▼

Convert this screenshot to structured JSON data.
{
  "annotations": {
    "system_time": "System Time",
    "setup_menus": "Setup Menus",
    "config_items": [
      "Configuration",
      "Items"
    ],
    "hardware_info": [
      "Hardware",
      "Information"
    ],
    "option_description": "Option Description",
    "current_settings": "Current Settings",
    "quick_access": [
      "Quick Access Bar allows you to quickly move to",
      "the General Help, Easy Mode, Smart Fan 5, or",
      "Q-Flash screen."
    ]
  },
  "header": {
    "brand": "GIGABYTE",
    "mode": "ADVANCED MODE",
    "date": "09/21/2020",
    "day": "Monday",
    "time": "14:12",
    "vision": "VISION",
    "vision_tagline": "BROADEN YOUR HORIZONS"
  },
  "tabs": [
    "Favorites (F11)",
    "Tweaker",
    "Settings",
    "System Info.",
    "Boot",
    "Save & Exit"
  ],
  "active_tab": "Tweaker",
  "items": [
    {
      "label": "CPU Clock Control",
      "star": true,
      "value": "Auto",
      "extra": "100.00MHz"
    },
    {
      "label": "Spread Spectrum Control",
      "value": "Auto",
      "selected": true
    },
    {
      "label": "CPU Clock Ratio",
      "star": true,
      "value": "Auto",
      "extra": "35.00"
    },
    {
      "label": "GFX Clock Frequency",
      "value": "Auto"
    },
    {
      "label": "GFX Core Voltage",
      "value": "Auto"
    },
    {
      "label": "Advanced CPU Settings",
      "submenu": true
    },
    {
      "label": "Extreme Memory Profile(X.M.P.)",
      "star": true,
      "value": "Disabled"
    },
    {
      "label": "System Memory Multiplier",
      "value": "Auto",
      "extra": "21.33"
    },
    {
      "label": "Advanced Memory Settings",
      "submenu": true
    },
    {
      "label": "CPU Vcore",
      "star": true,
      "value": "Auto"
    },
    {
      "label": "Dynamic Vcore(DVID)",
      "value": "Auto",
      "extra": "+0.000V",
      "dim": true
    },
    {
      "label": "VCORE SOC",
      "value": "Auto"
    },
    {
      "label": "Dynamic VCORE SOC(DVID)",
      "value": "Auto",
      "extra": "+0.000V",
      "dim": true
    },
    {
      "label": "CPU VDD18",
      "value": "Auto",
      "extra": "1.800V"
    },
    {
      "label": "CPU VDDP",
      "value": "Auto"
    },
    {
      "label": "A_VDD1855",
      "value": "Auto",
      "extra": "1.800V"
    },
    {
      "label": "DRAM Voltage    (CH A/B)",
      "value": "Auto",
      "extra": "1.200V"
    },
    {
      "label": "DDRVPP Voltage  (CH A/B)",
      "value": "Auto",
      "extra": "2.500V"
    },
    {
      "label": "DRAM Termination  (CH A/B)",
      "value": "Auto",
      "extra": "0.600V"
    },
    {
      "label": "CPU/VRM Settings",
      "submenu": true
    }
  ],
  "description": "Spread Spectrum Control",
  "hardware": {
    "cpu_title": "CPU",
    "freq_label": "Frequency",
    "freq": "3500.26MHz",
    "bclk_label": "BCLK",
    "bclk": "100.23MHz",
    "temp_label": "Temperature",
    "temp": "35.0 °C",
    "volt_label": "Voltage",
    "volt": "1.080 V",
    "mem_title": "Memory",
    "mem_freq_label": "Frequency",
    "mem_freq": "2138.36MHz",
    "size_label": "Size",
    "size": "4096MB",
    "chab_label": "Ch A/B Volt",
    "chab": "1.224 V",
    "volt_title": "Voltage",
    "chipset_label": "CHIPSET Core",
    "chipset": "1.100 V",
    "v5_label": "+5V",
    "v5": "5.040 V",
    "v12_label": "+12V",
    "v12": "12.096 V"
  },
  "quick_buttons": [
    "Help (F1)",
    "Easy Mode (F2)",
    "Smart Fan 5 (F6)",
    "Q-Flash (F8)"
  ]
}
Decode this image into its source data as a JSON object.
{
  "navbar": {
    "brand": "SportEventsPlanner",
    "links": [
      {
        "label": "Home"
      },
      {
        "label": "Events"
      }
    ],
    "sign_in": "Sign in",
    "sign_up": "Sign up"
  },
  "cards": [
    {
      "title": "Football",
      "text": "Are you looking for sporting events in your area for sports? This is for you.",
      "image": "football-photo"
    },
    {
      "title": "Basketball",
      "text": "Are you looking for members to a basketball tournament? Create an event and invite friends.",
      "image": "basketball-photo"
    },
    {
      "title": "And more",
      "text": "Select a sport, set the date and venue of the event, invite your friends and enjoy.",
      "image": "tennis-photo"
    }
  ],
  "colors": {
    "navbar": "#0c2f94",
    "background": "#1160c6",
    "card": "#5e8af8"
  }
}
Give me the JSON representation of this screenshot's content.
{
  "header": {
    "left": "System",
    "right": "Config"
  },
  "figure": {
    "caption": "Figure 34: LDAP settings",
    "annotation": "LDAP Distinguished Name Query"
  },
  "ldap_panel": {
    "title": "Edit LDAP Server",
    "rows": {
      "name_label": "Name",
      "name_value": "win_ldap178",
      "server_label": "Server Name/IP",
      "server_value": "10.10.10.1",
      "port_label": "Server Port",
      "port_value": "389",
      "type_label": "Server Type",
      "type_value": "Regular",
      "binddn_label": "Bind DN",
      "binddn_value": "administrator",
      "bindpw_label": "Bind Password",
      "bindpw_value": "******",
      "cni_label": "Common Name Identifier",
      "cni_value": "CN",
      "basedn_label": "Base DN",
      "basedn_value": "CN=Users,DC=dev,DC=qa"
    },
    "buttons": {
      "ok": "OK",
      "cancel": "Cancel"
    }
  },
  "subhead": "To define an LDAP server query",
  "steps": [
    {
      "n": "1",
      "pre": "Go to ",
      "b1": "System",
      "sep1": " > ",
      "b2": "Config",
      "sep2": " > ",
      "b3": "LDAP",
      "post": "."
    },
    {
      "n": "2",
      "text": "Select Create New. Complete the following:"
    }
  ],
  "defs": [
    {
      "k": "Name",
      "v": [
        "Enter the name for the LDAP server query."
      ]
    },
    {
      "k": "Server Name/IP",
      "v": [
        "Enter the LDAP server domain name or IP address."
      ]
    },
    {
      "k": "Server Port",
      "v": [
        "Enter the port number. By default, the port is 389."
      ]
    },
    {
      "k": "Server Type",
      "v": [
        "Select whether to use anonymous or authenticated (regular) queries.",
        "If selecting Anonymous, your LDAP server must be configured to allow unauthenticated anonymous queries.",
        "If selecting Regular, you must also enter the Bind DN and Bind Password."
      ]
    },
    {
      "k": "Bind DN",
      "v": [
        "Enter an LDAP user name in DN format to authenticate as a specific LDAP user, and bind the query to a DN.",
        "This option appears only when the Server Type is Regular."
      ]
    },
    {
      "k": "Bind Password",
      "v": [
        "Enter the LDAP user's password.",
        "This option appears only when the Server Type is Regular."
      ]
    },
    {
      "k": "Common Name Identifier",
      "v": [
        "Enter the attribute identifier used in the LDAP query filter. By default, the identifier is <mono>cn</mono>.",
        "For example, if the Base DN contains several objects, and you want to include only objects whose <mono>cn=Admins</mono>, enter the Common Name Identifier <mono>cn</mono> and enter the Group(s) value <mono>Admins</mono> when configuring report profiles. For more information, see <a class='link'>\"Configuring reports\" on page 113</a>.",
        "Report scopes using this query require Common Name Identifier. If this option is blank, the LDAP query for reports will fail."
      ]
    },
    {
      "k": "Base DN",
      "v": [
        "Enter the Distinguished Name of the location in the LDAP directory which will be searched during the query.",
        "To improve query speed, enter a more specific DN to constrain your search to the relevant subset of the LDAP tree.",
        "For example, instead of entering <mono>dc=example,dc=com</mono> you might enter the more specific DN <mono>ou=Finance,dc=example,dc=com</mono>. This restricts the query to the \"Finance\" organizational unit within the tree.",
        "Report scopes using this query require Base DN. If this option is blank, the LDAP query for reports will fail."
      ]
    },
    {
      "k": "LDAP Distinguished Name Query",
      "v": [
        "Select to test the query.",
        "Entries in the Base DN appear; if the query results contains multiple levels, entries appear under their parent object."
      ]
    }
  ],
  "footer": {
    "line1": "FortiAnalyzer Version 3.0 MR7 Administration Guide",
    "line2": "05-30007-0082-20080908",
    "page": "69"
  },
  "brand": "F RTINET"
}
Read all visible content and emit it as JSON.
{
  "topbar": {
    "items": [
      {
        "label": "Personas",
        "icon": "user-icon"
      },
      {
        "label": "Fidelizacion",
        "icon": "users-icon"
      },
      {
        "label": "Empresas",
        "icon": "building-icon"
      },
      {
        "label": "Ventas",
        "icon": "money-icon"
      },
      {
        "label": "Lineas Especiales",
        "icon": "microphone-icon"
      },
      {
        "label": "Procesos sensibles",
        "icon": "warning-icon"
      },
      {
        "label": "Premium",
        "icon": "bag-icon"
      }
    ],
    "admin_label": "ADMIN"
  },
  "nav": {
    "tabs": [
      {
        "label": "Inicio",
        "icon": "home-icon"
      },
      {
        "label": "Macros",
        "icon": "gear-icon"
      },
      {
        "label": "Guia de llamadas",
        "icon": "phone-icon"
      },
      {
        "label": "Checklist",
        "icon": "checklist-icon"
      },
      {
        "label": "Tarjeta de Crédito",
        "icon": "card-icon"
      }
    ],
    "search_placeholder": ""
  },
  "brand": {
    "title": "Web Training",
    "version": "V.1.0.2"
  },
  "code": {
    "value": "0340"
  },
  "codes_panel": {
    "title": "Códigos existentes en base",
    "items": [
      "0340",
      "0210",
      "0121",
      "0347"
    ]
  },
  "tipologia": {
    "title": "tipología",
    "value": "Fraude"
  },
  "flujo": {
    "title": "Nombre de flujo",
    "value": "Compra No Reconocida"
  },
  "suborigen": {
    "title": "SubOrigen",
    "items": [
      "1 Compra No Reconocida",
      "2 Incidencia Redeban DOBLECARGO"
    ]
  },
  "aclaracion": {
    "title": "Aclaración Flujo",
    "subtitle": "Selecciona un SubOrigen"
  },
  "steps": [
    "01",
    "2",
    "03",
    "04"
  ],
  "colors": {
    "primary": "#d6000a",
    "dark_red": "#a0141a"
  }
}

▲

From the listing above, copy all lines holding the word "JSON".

Convert this screenshot to structured JSON data.
Decode this image into its source data as a JSON object.
Give me the JSON representation of this screenshot's content.
Read all visible content and emit it as JSON.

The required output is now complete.